- GOAL OF THE EXERCISE
Where the word "Assets" occurs in a line of the data, return the whole line.

- GIVEN RECORDS
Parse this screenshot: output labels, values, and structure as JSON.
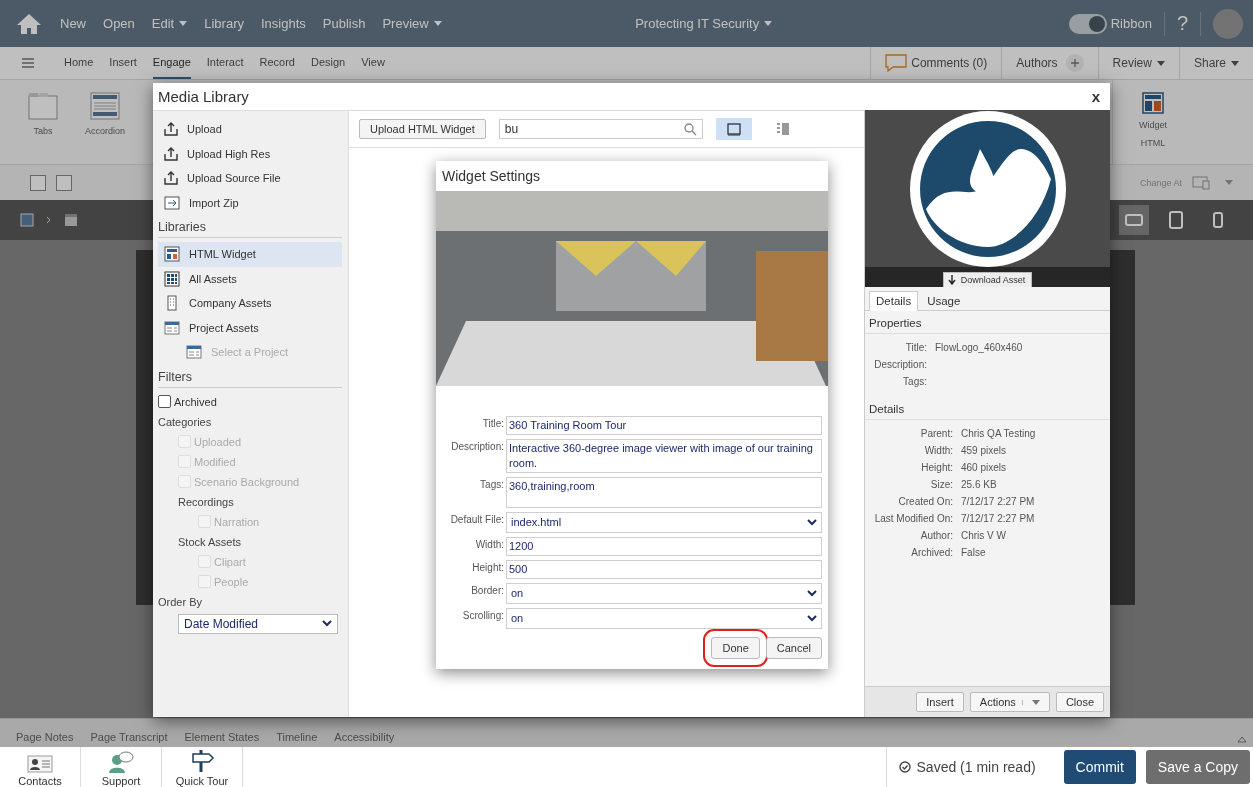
{
  "top_bar": {
    "menu": [
      {
        "label": "New",
        "dropdown": false
      },
      {
        "label": "Open",
        "dropdown": false
      },
      {
        "label": "Edit",
        "dropdown": true
      },
      {
        "label": "Library",
        "dropdown": false
      },
      {
        "label": "Insights",
        "dropdown": false
      },
      {
        "label": "Publish",
        "dropdown": false
      },
      {
        "label": "Preview",
        "dropdown": true
      }
    ],
    "title": "Protecting IT Security",
    "ribbon_toggle": {
      "label": "Ribbon",
      "on": true
    },
    "help": "?"
  },
  "nav_tabs": [
    {
      "label": "Home",
      "selected": false
    },
    {
      "label": "Insert",
      "selected": false
    },
    {
      "label": "Engage",
      "selected": true
    },
    {
      "label": "Interact",
      "selected": false
    },
    {
      "label": "Record",
      "selected": false
    },
    {
      "label": "Design",
      "selected": false
    },
    {
      "label": "View",
      "selected": false
    }
  ],
  "collab": {
    "comments": "Comments (0)",
    "authors": "Authors",
    "review": "Review",
    "share": "Share"
  },
  "ribbon": {
    "left_items": [
      {
        "label": "Tabs",
        "kind": "tabs"
      },
      {
        "label": "Accordion",
        "kind": "accordion"
      }
    ],
    "right_items": [
      {
        "label": "Widget",
        "kind": "widget"
      }
    ],
    "group_label": "HTML",
    "change_at": "Change At"
  },
  "device_modes": [
    {
      "kind": "desktop",
      "selected": true
    },
    {
      "kind": "tablet",
      "selected": false
    },
    {
      "kind": "phone",
      "selected": false
    }
  ],
  "bottom_tabs": [
    {
      "label": "Page Notes"
    },
    {
      "label": "Page Transcript"
    },
    {
      "label": "Element States"
    },
    {
      "label": "Timeline"
    },
    {
      "label": "Accessibility"
    }
  ],
  "footer": {
    "shortcuts": [
      {
        "label": "Contacts",
        "kind": "contacts"
      },
      {
        "label": "Support",
        "kind": "support"
      },
      {
        "label": "Quick Tour",
        "kind": "tour"
      }
    ],
    "status": "Saved (1 min read)",
    "commit": "Commit",
    "save_copy": "Save a Copy"
  },
  "media_library": {
    "title": "Media Library",
    "close": "x",
    "actions": [
      {
        "label": "Upload",
        "kind": "upload"
      },
      {
        "label": "Upload High Res",
        "kind": "upload"
      },
      {
        "label": "Upload Source File",
        "kind": "upload"
      },
      {
        "label": "Import Zip",
        "kind": "zip"
      }
    ],
    "libraries_heading": "Libraries",
    "libraries": [
      {
        "label": "HTML Widget",
        "kind": "widget",
        "selected": true
      },
      {
        "label": "All Assets",
        "kind": "grid",
        "selected": false
      },
      {
        "label": "Company Assets",
        "kind": "building",
        "selected": false
      },
      {
        "label": "Project Assets",
        "kind": "project",
        "selected": false,
        "children": [
          {
            "label": "Select a Project",
            "kind": "project",
            "selected": false,
            "disabled": true
          }
        ]
      }
    ],
    "filters_heading": "Filters",
    "archived": {
      "label": "Archived",
      "checked": false,
      "disabled": false
    },
    "categories_heading": "Categories",
    "categories": [
      {
        "label": "Uploaded",
        "checked": false,
        "disabled": true
      },
      {
        "label": "Modified",
        "checked": false,
        "disabled": true
      },
      {
        "label": "Scenario Background",
        "checked": false,
        "disabled": true
      }
    ],
    "groups": [
      {
        "heading": "Recordings",
        "items": [
          {
            "label": "Narration",
            "checked": false,
            "disabled": true
          }
        ]
      },
      {
        "heading": "Stock Assets",
        "items": [
          {
            "label": "Clipart",
            "checked": false,
            "disabled": true
          },
          {
            "label": "People",
            "checked": false,
            "disabled": true
          }
        ]
      }
    ],
    "order_by": {
      "label": "Order By",
      "value": "Date Modified"
    },
    "upload_button": "Upload HTML Widget",
    "search": {
      "value": "bu"
    },
    "view_modes": [
      {
        "kind": "grid",
        "selected": true
      },
      {
        "kind": "list",
        "selected": false
      }
    ],
    "widget_settings": {
      "title": "Widget Settings",
      "fields": [
        {
          "label": "Title:",
          "kind": "text",
          "value": "360 Training Room Tour"
        },
        {
          "label": "Description:",
          "kind": "textarea",
          "value": "Interactive 360-degree image viewer with image of our training room."
        },
        {
          "label": "Tags:",
          "kind": "textarea",
          "value": "360,training,room"
        },
        {
          "label": "Default File:",
          "kind": "select",
          "value": "index.html"
        },
        {
          "label": "Width:",
          "kind": "text",
          "value": "1200"
        },
        {
          "label": "Height:",
          "kind": "text",
          "value": "500"
        },
        {
          "label": "Border:",
          "kind": "select",
          "value": "on"
        },
        {
          "label": "Scrolling:",
          "kind": "select",
          "value": "on"
        }
      ],
      "buttons": [
        {
          "label": "Done",
          "highlighted": true
        },
        {
          "label": "Cancel",
          "highlighted": false
        }
      ]
    },
    "preview": {
      "download": "Download Asset",
      "tabs": [
        {
          "label": "Details",
          "selected": true
        },
        {
          "label": "Usage",
          "selected": false
        }
      ],
      "properties_heading": "Properties",
      "properties": [
        {
          "label": "Title:",
          "value": "FlowLogo_460x460"
        },
        {
          "label": "Description:"
        },
        {
          "label": "Tags:"
        }
      ],
      "details_heading": "Details",
      "details": [
        {
          "label": "Parent:",
          "value": "Chris QA Testing"
        },
        {
          "label": "Width:",
          "value": "459 pixels"
        },
        {
          "label": "Height:",
          "value": "460 pixels"
        },
        {
          "label": "Size:",
          "value": "25.6 KB"
        },
        {
          "label": "Created On:",
          "value": "7/12/17 2:27 PM"
        },
        {
          "label": "Last Modified On:",
          "value": "7/12/17 2:27 PM"
        },
        {
          "label": "Author:",
          "value": "Chris V W"
        },
        {
          "label": "Archived:",
          "value": "False"
        }
      ],
      "buttons": [
        {
          "label": "Insert",
          "kind": "plain"
        },
        {
          "label": "Actions",
          "kind": "split"
        },
        {
          "label": "Close",
          "kind": "plain"
        }
      ]
    }
  }
}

- SOLUTION
        "label": "All Assets",
        "label": "Company Assets",
        "label": "Project Assets",
        "heading": "Stock Assets",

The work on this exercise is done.